All children have some emotional issues from time to time, perhaps anxiety over a change, such as a new school or a change in the family, perhaps shyness or trouble separating from parents. It is important to realize that such situations are normal, and that extra reassurance and attention can help a child regain equilibrium. When issues such as these do not easily resolve, it is best to seek professional advice (for example, from your child’s teacher or pediatrician, or a psychotherapist) before behaviors become entrenched or lead to other difficulties.

Parents’ own emotional health plays a large role in raising healthy children. Some adults find that their own childhood experiences, perhaps past abuse or a difficult family, can interfere with their ability to be as present with children as they would like. Anger and conflict management may pose a challenge, as can mood disorders, such as anxiety. In recent years, maternal depression has received increasing attention. Mothers and fathers need to realize that taking care of their own emotional health is an integral part of caring for their children. If you have concerns, don’t be afraid to seek professional help.

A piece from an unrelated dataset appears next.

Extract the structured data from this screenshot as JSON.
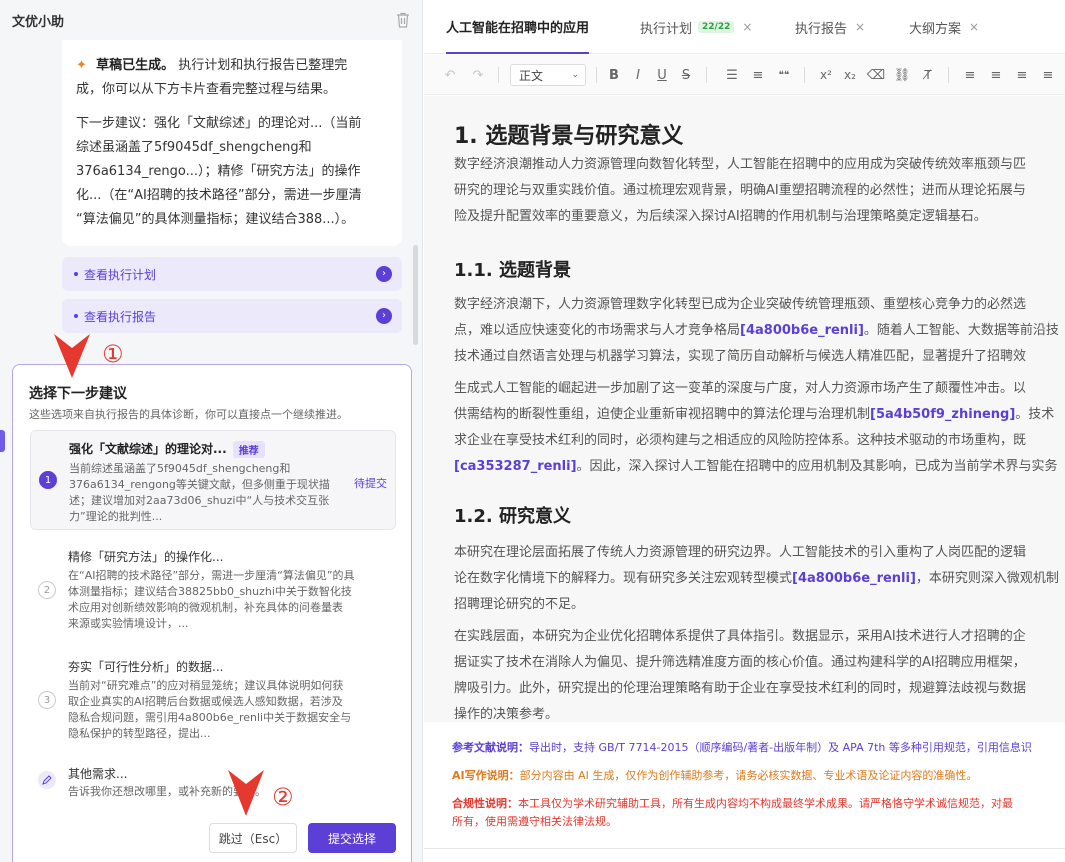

It is often in the school setting that the first signs that a child may be struggling will appear. These may include slipping grades, difficulty getting along with others, bullying, or other acting out behaviors. Addressing these issues as soon as possible is important. Talk with school personnel, or seek other professional advice.

It is not uncommon for children’s difficulties at school to be a symptom of problems in the home, such as parental substance abuse, family conflict or stress. For many families, the solution to their children’s behavioral issues is to take steps to create a healthier, more nurturing home environment for all members.

Families of all descriptions may benefit from the assistance and support that counseling can provide. Parents, for example, may experience problems with boundary or other parenting issues and wish to consult professionals on ways to address them. Couples may find that seeking marital counseling helps them establish better communication, ending cyclical conflicts. Parents concerned about their children’s progress in school, their behavior at home, or conflicts between siblings may choose family counseling. Among common reasons families seek therapy are difficult transitions, for example, a divorce or a major loss, such as death.

Counseling can help to strengthen families in many ways. Sometimes individual therapy for a parent or child might be indicated, other times the family as a whole can learn new and healthier interactions. Most issues respond well to treatment, especially if help is sought right away.

CIP welcomes new clients for assessment and counseling throughout the year. To learn more, call (415) 459-5999 x 102.